As such, despite many membership promises made by the EU – most memorably at Thessaloniki in 2003 – and huge support for EU membership within Kosovo, it is becoming increasingly clear to the people of Kosovo that the long-awaited panacea of EU membership is not imminent. This in itself has caused significant frustration, but perhaps the most emotive issue with respect to the EU among the citizens of Kosovo is visa liberalisation: despite assurances on an annual basis that this would be granted, it has yet to happen. For many in Kosovo, this has come to symbolise the reality of their predicament: despite adopting an accommodating, at times even subservient, position towards Serbia and the West, Kosovo has been treated with contempt, and languishes in stasis.
Given that the return on Kosovo’s approach to date has been so paltry, it is surely understandable that an alternative strategy – that advocated by Vetëvendosje – has proved popular among the people of Kosovo. Vetëvendosje’s programme clearly states their aspiration to join the EU (and indeed NATO), and as such the party is fundamentally pro-European.
Vetëvendosje’s stance on negotiating with Serbia is certainly more forthright than other parties in Kosovo, and it is difficult to envisage the party led by Albin Kurti accepting that future negotiations will continue to side-line the key issues of reparations, reciprocity and recognition. This may, therefore, make an agreement with Belgrade more difficult to achieve, and could thus be framed as impeding Kosovo’s EU path.
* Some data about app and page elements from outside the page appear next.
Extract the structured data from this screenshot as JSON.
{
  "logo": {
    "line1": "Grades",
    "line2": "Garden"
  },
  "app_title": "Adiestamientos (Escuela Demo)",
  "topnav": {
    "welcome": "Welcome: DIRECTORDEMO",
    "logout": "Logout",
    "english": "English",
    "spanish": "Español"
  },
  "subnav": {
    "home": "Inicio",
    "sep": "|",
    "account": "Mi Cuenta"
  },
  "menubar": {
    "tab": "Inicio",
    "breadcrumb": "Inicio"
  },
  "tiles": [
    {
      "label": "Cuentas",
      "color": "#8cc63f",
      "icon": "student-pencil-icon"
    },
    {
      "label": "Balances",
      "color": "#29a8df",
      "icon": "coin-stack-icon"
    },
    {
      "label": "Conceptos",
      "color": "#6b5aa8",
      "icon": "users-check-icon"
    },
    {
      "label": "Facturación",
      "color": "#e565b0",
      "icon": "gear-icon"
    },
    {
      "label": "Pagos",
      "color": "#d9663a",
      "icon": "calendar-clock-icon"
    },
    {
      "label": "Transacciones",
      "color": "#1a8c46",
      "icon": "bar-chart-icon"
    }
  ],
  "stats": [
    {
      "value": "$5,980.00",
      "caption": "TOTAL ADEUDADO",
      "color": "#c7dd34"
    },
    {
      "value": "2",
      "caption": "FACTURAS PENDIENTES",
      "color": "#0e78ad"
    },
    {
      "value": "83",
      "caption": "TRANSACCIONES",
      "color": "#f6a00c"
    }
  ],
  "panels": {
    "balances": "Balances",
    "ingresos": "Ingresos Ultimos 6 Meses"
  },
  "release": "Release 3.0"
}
But this is an exaggeration: as noted above, Kosovo is far from being on the cusp of membership, and as such there is no imperative for it to appease those external actors who wish to see it essentially prostrate itself during the negotiations with Serbia, to little reward.
A Vetëvendosje-led government pledges do much to tackle the corrupt practices of the “old political elite” which has degraded Kosovo and led it to being cast as an archetypal case of state capture. These pervasive perceptions of Kosovo have adversely impacted public and political support for Kosovo’s accession within EU member states. Vetëvendosje addressing these internal problems can only help to improve Kosovo’s standing internationally and make it a more attractive future EU member.
As such, the barrier to Kosovo’s entry to the EU is not simply its unresolved relationship with Serbia. Even if that were to be ‘normalised’, enlargement fatigue within the EU, coupled with the widely-held view that Kosovo is a black hole of criminality, would impede Kosovo’s path. Should Vetëvendosje prove capable of tackling corruption, this will mean that Kosovo can present itself as a much more attractive candidate for EU membership.
About the Author:
Dr Aidan Hehir is a Reader in International Relations at the University of Westminster. His research interests include transitional justice, humanitarian intervention, and statebuilding in Kosovo. He is the author/editor of ten books and has published over fifty academic book chapters and journal articles. He is co-editor of the Routledge Intervention and Statebuilding book series and is a regular contributor to national and international television and radio.